+++ Available data

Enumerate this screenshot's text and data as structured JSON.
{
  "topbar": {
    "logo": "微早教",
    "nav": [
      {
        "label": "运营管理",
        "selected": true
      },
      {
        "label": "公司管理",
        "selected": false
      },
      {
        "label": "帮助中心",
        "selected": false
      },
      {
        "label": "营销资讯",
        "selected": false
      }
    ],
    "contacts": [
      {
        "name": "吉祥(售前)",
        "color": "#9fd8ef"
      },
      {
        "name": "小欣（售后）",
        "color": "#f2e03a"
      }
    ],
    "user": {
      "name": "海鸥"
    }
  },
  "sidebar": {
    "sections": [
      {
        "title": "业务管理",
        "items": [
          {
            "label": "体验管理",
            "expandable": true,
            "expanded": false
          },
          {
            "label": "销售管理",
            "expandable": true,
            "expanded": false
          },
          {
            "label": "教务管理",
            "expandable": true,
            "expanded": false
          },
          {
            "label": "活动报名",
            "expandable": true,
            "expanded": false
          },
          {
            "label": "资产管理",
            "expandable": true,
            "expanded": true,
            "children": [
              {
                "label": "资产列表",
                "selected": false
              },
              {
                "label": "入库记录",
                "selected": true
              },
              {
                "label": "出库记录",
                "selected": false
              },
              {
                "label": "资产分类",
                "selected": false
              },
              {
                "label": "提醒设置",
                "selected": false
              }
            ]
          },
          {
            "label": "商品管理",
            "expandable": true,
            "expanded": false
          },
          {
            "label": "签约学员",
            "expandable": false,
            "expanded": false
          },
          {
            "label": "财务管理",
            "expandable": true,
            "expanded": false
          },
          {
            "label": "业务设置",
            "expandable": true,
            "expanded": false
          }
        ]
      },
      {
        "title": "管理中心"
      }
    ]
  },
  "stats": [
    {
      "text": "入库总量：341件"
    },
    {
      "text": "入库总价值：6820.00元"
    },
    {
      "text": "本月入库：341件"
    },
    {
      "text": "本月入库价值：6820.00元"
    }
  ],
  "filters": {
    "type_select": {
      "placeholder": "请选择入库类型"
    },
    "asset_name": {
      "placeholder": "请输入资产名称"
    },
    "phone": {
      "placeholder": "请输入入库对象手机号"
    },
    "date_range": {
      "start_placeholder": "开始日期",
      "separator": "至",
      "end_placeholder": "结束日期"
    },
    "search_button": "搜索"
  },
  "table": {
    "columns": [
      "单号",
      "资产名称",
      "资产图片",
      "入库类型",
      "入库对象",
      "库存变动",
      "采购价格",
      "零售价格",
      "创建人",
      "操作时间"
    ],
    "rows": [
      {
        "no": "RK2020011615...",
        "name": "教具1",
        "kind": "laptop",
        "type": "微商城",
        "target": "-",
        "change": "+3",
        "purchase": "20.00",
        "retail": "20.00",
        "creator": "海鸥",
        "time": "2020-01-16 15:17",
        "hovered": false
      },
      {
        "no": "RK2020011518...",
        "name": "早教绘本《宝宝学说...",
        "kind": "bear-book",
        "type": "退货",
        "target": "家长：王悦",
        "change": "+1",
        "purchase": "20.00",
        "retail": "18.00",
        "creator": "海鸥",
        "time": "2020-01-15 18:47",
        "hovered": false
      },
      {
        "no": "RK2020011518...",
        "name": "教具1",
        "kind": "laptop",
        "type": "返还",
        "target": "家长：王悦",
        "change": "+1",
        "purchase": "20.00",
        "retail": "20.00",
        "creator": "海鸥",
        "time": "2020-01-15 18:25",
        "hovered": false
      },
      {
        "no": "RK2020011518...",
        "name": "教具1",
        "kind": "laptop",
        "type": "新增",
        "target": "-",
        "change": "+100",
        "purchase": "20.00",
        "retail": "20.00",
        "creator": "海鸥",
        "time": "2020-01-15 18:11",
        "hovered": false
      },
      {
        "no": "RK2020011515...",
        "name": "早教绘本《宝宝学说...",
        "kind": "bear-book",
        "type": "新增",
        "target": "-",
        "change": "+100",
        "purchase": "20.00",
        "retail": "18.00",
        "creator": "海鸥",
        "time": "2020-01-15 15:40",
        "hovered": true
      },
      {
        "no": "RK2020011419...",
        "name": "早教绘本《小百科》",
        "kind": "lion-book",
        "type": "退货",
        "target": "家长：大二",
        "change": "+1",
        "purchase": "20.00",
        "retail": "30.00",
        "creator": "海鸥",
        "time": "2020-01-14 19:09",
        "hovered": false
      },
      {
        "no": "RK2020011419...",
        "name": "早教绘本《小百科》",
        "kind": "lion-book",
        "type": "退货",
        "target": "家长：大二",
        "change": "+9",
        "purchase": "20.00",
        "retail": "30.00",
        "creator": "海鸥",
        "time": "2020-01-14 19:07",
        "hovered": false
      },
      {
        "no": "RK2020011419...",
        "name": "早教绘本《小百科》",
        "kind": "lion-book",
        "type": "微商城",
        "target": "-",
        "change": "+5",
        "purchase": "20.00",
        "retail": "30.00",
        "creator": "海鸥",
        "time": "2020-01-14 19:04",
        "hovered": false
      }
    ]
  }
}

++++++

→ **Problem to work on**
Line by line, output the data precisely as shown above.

→ **Task answer**
Enumerate this screenshot's text and data as structured JSON.
{
  "topbar": {
    "logo": "微早教",
    "nav": [
      {
        "label": "运营管理",
        "selected": true
      },
      {
        "label": "公司管理",
        "selected": false
      },
      {
        "label": "帮助中心",
        "selected": false
      },
      {
        "label": "营销资讯",
        "selected": false
      }
    ],
    "contacts": [
      {
        "name": "吉祥(售前)",
        "color": "#9fd8ef"
      },
      {
        "name": "小欣（售后）",
        "color": "#f2e03a"
      }
    ],
    "user": {
      "name": "海鸥"
    }
  },
  "sidebar": {
    "sections": [
      {
        "title": "业务管理",
        "items": [
          {
            "label": "体验管理",
            "expandable": true,
            "expanded": false
          },
          {
            "label": "销售管理",
            "expandable": true,
            "expanded": false
          },
          {
            "label": "教务管理",
            "expandable": true,
            "expanded": false
          },
          {
            "label": "活动报名",
            "expandable": true,
            "expanded": false
          },
          {
            "label": "资产管理",
            "expandable": true,
            "expanded": true,
            "children": [
              {
                "label": "资产列表",
                "selected": false
              },
              {
                "label": "入库记录",
                "selected": true
              },
              {
                "label": "出库记录",
                "selected": false
              },
              {
                "label": "资产分类",
                "selected": false
              },
              {
                "label": "提醒设置",
                "selected": false
              }
            ]
          },
          {
            "label": "商品管理",
            "expandable": true,
            "expanded": false
          },
          {
            "label": "签约学员",
            "expandable": false,
            "expanded": false
          },
          {
            "label": "财务管理",
            "expandable": true,
            "expanded": false
          },
          {
            "label": "业务设置",
            "expandable": true,
            "expanded": false
          }
        ]
      },
      {
        "title": "管理中心"
      }
    ]
  },
  "stats": [
    {
      "text": "入库总量：341件"
    },
    {
      "text": "入库总价值：6820.00元"
    },
    {
      "text": "本月入库：341件"
    },
    {
      "text": "本月入库价值：6820.00元"
    }
  ],
  "filters": {
    "type_select": {
      "placeholder": "请选择入库类型"
    },
    "asset_name": {
      "placeholder": "请输入资产名称"
    },
    "phone": {
      "placeholder": "请输入入库对象手机号"
    },
    "date_range": {
      "start_placeholder": "开始日期",
      "separator": "至",
      "end_placeholder": "结束日期"
    },
    "search_button": "搜索"
  },
  "table": {
    "columns": [
      "单号",
      "资产名称",
      "资产图片",
      "入库类型",
      "入库对象",
      "库存变动",
      "采购价格",
      "零售价格",
      "创建人",
      "操作时间"
    ],
    "rows": [
      {
        "no": "RK2020011615...",
        "name": "教具1",
        "kind": "laptop",
        "type": "微商城",
        "target": "-",
        "change": "+3",
        "purchase": "20.00",
        "retail": "20.00",
        "creator": "海鸥",
        "time": "2020-01-16 15:17",
        "hovered": false
      },
      {
        "no": "RK2020011518...",
        "name": "早教绘本《宝宝学说...",
        "kind": "bear-book",
        "type": "退货",
        "target": "家长：王悦",
        "change": "+1",
        "purchase": "20.00",
        "retail": "18.00",
        "creator": "海鸥",
        "time": "2020-01-15 18:47",
        "hovered": false
      },
      {
        "no": "RK2020011518...",
        "name": "教具1",
        "kind": "laptop",
        "type": "返还",
        "target": "家长：王悦",
        "change": "+1",
        "purchase": "20.00",
        "retail": "20.00",
        "creator": "海鸥",
        "time": "2020-01-15 18:25",
        "hovered": false
      },
      {
        "no": "RK2020011518...",
        "name": "教具1",
        "kind": "laptop",
        "type": "新增",
        "target": "-",
        "change": "+100",
        "purchase": "20.00",
        "retail": "20.00",
        "creator": "海鸥",
        "time": "2020-01-15 18:11",
        "hovered": false
      },
      {
        "no": "RK2020011515...",
        "name": "早教绘本《宝宝学说...",
        "kind": "bear-book",
        "type": "新增",
        "target": "-",
        "change": "+100",
        "purchase": "20.00",
        "retail": "18.00",
        "creator": "海鸥",
        "time": "2020-01-15 15:40",
        "hovered": true
      },
      {
        "no": "RK2020011419...",
        "name": "早教绘本《小百科》",
        "kind": "lion-book",
        "type": "退货",
        "target": "家长：大二",
        "change": "+1",
        "purchase": "20.00",
        "retail": "30.00",
        "creator": "海鸥",
        "time": "2020-01-14 19:09",
        "hovered": false
      },
      {
        "no": "RK2020011419...",
        "name": "早教绘本《小百科》",
        "kind": "lion-book",
        "type": "退货",
        "target": "家长：大二",
        "change": "+9",
        "purchase": "20.00",
        "retail": "30.00",
        "creator": "海鸥",
        "time": "2020-01-14 19:07",
        "hovered": false
      },
      {
        "no": "RK2020011419...",
        "name": "早教绘本《小百科》",
        "kind": "lion-book",
        "type": "微商城",
        "target": "-",
        "change": "+5",
        "purchase": "20.00",
        "retail": "30.00",
        "creator": "海鸥",
        "time": "2020-01-14 19:04",
        "hovered": false
      }
    ]
  }
}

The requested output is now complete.